§ WORK TO COMPLETE
Output all of the material once more, so that every line matches the original exactly.

§ DATA TO PROCESS
_ _ _

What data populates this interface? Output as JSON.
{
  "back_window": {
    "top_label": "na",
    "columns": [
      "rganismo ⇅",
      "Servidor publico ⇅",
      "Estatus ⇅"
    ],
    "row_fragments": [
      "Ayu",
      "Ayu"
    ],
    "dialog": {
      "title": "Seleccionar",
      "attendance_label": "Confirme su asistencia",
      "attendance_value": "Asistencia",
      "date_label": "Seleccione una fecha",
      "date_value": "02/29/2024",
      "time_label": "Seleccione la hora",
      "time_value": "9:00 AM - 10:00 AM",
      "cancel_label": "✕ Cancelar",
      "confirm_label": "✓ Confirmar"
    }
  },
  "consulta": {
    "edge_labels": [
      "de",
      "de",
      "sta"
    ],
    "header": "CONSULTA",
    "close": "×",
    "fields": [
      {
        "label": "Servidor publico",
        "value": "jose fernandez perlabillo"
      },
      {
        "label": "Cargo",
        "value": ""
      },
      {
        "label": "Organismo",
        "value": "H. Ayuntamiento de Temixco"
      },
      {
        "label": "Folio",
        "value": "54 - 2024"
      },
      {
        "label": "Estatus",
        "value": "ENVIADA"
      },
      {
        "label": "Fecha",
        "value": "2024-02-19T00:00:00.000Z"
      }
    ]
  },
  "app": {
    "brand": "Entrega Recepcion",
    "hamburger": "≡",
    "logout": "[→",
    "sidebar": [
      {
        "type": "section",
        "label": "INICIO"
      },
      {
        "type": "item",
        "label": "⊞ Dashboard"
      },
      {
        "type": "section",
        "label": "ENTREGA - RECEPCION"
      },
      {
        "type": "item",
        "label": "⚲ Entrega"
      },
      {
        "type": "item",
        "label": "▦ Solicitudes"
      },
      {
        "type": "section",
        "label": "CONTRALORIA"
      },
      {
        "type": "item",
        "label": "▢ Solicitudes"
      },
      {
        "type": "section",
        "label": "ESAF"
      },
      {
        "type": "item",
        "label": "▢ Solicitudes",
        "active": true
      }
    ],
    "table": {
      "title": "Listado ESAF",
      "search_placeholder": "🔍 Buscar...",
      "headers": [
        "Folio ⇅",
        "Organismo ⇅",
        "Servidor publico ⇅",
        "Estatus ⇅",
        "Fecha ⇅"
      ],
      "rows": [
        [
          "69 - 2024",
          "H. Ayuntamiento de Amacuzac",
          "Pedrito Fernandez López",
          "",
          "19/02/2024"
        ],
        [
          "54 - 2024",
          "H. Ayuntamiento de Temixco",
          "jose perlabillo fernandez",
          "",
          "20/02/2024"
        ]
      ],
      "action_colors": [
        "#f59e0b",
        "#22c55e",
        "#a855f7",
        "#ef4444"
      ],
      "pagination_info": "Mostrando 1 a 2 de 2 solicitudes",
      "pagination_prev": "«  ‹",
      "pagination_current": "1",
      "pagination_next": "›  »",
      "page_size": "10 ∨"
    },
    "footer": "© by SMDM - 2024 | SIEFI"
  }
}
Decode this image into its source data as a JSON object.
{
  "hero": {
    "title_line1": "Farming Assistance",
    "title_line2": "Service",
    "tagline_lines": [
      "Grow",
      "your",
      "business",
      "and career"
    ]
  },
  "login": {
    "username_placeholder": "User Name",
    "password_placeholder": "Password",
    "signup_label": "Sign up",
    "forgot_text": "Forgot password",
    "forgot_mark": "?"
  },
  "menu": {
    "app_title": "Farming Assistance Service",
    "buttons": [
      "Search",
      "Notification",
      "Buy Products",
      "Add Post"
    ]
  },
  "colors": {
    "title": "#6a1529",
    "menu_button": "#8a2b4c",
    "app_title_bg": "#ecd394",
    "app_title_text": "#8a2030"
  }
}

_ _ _

§ EXPECTED OUTPUT
What data populates this interface? Output as JSON.
{
  "back_window": {
    "top_label": "na",
    "columns": [
      "rganismo ⇅",
      "Servidor publico ⇅",
      "Estatus ⇅"
    ],
    "row_fragments": [
      "Ayu",
      "Ayu"
    ],
    "dialog": {
      "title": "Seleccionar",
      "attendance_label": "Confirme su asistencia",
      "attendance_value": "Asistencia",
      "date_label": "Seleccione una fecha",
      "date_value": "02/29/2024",
      "time_label": "Seleccione la hora",
      "time_value": "9:00 AM - 10:00 AM",
      "cancel_label": "✕ Cancelar",
      "confirm_label": "✓ Confirmar"
    }
  },
  "consulta": {
    "edge_labels": [
      "de",
      "de",
      "sta"
    ],
    "header": "CONSULTA",
    "close": "×",
    "fields": [
      {
        "label": "Servidor publico",
        "value": "jose fernandez perlabillo"
      },
      {
        "label": "Cargo",
        "value": ""
      },
      {
        "label": "Organismo",
        "value": "H. Ayuntamiento de Temixco"
      },
      {
        "label": "Folio",
        "value": "54 - 2024"
      },
      {
        "label": "Estatus",
        "value": "ENVIADA"
      },
      {
        "label": "Fecha",
        "value": "2024-02-19T00:00:00.000Z"
      }
    ]
  },
  "app": {
    "brand": "Entrega Recepcion",
    "hamburger": "≡",
    "logout": "[→",
    "sidebar": [
      {
        "type": "section",
        "label": "INICIO"
      },
      {
        "type": "item",
        "label": "⊞ Dashboard"
      },
      {
        "type": "section",
        "label": "ENTREGA - RECEPCION"
      },
      {
        "type": "item",
        "label": "⚲ Entrega"
      },
      {
        "type": "item",
        "label": "▦ Solicitudes"
      },
      {
        "type": "section",
        "label": "CONTRALORIA"
      },
      {
        "type": "item",
        "label": "▢ Solicitudes"
      },
      {
        "type": "section",
        "label": "ESAF"
      },
      {
        "type": "item",
        "label": "▢ Solicitudes",
        "active": true
      }
    ],
    "table": {
      "title": "Listado ESAF",
      "search_placeholder": "🔍 Buscar...",
      "headers": [
        "Folio ⇅",
        "Organismo ⇅",
        "Servidor publico ⇅",
        "Estatus ⇅",
        "Fecha ⇅"
      ],
      "rows": [
        [
          "69 - 2024",
          "H. Ayuntamiento de Amacuzac",
          "Pedrito Fernandez López",
          "",
          "19/02/2024"
        ],
        [
          "54 - 2024",
          "H. Ayuntamiento de Temixco",
          "jose perlabillo fernandez",
          "",
          "20/02/2024"
        ]
      ],
      "action_colors": [
        "#f59e0b",
        "#22c55e",
        "#a855f7",
        "#ef4444"
      ],
      "pagination_info": "Mostrando 1 a 2 de 2 solicitudes",
      "pagination_prev": "«  ‹",
      "pagination_current": "1",
      "pagination_next": "›  »",
      "page_size": "10 ∨"
    },
    "footer": "© by SMDM - 2024 | SIEFI"
  }
}
Decode this image into its source data as a JSON object.
{
  "hero": {
    "title_line1": "Farming Assistance",
    "title_line2": "Service",
    "tagline_lines": [
      "Grow",
      "your",
      "business",
      "and career"
    ]
  },
  "login": {
    "username_placeholder": "User Name",
    "password_placeholder": "Password",
    "signup_label": "Sign up",
    "forgot_text": "Forgot password",
    "forgot_mark": "?"
  },
  "menu": {
    "app_title": "Farming Assistance Service",
    "buttons": [
      "Search",
      "Notification",
      "Buy Products",
      "Add Post"
    ]
  },
  "colors": {
    "title": "#6a1529",
    "menu_button": "#8a2b4c",
    "app_title_bg": "#ecd394",
    "app_title_text": "#8a2030"
  }
}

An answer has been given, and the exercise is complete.